Whether you’re playing Frisbee in Mid-Quad or attending “Scream on the Green” at the lawn outside of Kravis, you will feel something most Californians have not felt in a while. You will feel the lush, wet grass underneath your feet. Living at CMC, it is nearly impossible to tell that California is experiencing its worst drought in almost a thousand years. Our little bubble allows us to enjoy the cool water of the fountains during the day, and watch our friends freeze when we pond them at night. If it weren’t for the news, few people in the Claremont bubble would know that the drought is a big deal—such a big deal, in fact, that California is expected to lose $2.2 billion in annual state revenue from agricultural losses.
As I previously reported, the College administration is not oblivious to the fact that we need to do more to address the drought.

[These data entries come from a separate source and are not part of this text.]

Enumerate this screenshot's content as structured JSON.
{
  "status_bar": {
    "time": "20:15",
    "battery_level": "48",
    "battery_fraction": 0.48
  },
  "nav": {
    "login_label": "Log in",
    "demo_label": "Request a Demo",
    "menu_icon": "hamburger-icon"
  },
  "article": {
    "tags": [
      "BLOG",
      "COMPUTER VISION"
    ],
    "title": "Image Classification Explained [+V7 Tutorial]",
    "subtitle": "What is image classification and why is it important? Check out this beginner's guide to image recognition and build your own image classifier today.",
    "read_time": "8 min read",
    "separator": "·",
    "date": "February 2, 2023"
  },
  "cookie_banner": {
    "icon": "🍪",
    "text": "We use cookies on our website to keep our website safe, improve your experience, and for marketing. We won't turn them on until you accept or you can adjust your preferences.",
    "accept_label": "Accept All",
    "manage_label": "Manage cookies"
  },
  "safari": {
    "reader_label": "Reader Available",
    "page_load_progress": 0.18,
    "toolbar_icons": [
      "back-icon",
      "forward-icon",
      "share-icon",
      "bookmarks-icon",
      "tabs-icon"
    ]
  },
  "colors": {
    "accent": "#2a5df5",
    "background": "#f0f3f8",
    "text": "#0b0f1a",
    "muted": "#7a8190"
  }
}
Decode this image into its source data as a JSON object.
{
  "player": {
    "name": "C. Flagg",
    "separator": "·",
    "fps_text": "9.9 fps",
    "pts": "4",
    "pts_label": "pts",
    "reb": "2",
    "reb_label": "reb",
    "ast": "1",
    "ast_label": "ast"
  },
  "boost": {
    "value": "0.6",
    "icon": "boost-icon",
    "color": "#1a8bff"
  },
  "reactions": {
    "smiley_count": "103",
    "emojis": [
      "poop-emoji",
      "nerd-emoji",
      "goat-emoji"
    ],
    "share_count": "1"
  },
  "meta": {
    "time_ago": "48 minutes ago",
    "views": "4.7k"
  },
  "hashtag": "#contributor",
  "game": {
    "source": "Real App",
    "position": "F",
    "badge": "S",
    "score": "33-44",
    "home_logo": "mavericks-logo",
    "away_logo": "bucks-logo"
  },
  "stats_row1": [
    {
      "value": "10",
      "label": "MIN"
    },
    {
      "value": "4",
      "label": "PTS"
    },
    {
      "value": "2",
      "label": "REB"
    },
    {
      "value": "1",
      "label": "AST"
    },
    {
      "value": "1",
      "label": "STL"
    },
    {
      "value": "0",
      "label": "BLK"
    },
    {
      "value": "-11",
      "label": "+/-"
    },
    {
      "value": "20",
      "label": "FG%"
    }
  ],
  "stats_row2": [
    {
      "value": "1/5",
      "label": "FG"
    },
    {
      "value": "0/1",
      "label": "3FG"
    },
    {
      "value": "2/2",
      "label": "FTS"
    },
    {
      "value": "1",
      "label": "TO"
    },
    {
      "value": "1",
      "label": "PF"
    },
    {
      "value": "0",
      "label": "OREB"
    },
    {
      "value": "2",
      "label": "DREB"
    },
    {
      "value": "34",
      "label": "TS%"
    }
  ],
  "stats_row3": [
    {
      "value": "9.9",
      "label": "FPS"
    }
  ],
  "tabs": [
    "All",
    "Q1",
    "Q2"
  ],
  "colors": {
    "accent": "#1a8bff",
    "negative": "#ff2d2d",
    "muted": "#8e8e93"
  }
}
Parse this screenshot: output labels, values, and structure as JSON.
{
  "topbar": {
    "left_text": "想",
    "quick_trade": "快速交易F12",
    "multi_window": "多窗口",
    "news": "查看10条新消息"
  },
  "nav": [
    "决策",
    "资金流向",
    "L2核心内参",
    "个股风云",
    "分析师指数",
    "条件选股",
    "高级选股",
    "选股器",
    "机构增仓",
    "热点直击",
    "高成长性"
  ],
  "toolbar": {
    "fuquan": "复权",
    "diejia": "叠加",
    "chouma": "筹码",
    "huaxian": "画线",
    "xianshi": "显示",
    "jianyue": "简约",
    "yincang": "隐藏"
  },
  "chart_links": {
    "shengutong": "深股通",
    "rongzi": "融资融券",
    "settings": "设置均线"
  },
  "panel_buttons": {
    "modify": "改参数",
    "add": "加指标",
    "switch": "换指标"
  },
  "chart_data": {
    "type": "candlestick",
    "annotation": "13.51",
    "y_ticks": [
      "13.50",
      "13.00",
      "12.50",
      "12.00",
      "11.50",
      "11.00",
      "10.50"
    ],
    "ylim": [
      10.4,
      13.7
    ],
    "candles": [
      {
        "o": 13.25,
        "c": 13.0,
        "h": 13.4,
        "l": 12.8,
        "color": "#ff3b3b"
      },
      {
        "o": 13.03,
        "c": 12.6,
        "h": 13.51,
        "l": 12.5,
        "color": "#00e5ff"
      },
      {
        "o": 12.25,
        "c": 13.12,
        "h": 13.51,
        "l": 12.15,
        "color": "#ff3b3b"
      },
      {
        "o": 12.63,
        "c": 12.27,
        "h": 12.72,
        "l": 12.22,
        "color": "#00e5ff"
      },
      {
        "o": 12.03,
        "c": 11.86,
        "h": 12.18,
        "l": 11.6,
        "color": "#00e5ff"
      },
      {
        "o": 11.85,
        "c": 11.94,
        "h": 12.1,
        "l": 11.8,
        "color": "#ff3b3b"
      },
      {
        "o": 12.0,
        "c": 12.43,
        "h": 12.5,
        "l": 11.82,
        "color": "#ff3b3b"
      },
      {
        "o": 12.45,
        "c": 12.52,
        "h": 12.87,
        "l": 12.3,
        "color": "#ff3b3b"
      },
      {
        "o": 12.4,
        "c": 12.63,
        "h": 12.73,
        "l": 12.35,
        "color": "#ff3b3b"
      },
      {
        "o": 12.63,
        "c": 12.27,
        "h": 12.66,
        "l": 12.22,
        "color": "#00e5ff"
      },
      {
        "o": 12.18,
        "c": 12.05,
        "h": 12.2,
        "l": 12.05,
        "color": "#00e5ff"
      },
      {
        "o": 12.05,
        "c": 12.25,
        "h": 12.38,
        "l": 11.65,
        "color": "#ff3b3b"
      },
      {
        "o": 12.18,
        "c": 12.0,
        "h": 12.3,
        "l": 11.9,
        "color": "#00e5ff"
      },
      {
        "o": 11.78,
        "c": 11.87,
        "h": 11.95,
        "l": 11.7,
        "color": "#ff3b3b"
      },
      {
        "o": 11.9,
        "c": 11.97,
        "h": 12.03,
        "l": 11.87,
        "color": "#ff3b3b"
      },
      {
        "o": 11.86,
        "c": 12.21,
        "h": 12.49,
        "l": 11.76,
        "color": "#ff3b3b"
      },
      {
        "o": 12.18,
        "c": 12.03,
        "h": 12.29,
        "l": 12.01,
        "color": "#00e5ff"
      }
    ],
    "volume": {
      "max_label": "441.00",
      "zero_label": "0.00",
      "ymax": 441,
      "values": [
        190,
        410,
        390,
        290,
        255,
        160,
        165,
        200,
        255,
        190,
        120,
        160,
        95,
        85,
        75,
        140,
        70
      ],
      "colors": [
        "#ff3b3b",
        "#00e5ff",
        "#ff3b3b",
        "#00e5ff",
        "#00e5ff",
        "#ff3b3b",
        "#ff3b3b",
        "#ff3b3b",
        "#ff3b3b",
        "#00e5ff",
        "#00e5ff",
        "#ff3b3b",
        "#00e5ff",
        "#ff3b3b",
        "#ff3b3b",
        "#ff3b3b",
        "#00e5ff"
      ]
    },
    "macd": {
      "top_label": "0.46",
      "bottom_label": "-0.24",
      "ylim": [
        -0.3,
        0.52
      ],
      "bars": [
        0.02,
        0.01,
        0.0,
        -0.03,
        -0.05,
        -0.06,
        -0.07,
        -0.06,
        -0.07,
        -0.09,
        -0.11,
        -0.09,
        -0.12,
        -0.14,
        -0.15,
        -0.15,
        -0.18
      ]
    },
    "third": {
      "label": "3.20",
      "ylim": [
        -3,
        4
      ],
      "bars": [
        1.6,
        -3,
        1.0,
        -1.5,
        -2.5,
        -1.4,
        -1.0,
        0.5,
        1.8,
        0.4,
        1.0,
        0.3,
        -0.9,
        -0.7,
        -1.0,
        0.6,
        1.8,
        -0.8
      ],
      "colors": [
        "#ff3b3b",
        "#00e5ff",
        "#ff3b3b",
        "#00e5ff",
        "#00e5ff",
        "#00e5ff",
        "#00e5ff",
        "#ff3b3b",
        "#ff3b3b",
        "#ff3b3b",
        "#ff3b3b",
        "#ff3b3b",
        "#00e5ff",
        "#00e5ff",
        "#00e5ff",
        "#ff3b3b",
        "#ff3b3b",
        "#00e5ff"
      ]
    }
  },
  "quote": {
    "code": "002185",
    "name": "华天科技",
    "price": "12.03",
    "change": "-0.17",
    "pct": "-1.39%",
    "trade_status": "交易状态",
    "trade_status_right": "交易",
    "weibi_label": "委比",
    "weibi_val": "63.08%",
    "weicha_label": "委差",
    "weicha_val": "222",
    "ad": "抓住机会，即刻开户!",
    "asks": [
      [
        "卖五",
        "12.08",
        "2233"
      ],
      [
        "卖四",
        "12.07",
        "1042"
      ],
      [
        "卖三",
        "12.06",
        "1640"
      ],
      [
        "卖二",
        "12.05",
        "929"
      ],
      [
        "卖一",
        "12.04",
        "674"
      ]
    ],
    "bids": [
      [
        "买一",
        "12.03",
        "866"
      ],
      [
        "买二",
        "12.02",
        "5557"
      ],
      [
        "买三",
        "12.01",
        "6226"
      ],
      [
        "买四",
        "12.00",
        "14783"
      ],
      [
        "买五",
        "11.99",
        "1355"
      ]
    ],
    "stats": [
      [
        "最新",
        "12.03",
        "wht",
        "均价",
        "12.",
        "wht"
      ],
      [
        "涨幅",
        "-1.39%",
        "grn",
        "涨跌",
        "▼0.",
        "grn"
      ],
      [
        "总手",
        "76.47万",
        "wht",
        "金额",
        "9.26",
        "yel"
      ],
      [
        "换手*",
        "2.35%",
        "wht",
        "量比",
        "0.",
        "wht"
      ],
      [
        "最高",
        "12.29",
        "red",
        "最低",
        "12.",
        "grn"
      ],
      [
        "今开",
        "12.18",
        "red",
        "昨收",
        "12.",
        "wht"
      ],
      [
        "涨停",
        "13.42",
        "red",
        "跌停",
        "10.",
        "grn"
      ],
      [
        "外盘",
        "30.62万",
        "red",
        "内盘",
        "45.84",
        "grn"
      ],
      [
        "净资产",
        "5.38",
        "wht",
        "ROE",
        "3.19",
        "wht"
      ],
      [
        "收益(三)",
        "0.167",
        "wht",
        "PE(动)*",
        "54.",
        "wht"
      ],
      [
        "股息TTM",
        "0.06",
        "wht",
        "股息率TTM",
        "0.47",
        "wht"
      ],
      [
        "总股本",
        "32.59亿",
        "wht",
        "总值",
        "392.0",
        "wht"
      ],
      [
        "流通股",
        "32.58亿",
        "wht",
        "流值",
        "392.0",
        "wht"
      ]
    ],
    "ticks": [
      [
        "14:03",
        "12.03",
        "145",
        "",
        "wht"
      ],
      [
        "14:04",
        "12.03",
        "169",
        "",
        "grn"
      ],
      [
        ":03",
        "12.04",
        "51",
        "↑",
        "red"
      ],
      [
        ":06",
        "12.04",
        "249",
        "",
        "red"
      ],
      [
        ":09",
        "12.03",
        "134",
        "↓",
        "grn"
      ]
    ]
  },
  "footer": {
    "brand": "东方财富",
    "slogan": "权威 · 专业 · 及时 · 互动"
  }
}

However, the problem with the school response is that it is too little, and far too late. Until very recently, CMC students had to skip over rivers of water created by the sprinklers that are meant to water the grass. The facilities department repositioned these sprinklers in October 2014, ten months after the drought reached severity, and over a year after an on-campus organization, Sustainable Students Promoting Environmental Action and Responsibility (SSPEAR) gave it photos of over-watered locations.
While CMC has replaced some plants with drought-resistant varieties, our campus is almost unnaturally green. In a previous interview with the Forum, CMC’s Director of Facilities, Brian Worley, said that “dead grass is not part of CMC’s current campus aesthetic.” Such a statement is telling of the administration’s attitude towards the drought. As a responsible community which strives to develop leaders in all walks of life, should CMC really value its appearance over water use? While CMC sells itself as a well-manicured, verdant campus on its brochures, it might be time for us to change our appeal. We must remember that CMC is located in the Inland Empire, which is essentially a desert. Pitzer’s campus, which is more in line with the natural landscape of the Inland Empire, would be a good point of reference. Populated with numerous varieties of cacti and low-maintenance shrubbery, Pitzer embodies the natural environment of the Inland Empire while also managing to look visually appealing.
Just as dead grass does not seem to be a part of our campus aesthetic, water conservation does not seem to be a part of our drought response. Students have been calling for the sprinklers that consistently water the sidewalks to be changed or moved for years, pleas that apparently fell on deaf ears for a long time. Once the administration decided to change the sprinklers, the actual change was made in under a week. While our slightly drier sidewalks are a small victory, one should note that the sprinklers are still running in order to keep our lovely, improbably green grass alive no matter the consequences.
There are still other problems; the fountains in Flamson Plaza and outside Bauer Center continue to operate. While these fountains might be central to many CMC traditions like sunbathing and ponding our friends, they should be turned off. Not only will CMC be saving a lot of water by implementing such a measure, but the administration would be sending a strong message of solidarity in light of the drought. Turning off the fountains will demonstrate that the drought matters, and that CMC is sacrificing a feature central to its campus life in order to help combat the drought. Such a move has been implemented by other campuses in the state. Stanford University turned off all its fountains in March to highlight the drought.
Another contentious issue is the lack of transparency when it comes to the drought response. The CMC website does not have a single page dedicated to our sustainability efforts, let alone to drought response. How are students supposed to know about CMC’s conservation or drought response efforts? Do we all need to email the Facilities department to access information that should readily be available to us? Pomona College seems to be more generous when it comes to disseminating information on their environmental and drought-response efforts. Not only do they have a page dedicated to their water efforts, but they also have a master-page for all of their sustainability efforts. In today’s age, where information is empowerment, CMC students are provided with alarmingly limited amounts of information regarding campus sustainability measures.
Ultimately, it all boils down to the responsibility Claremont McKenna College has to its community and its students. While we may have the resources to continue with our current choices, we must respond to the drought with an increased vigor. By doing this, the administration would be instilling a necessary sense of environmental responsibility in the student body.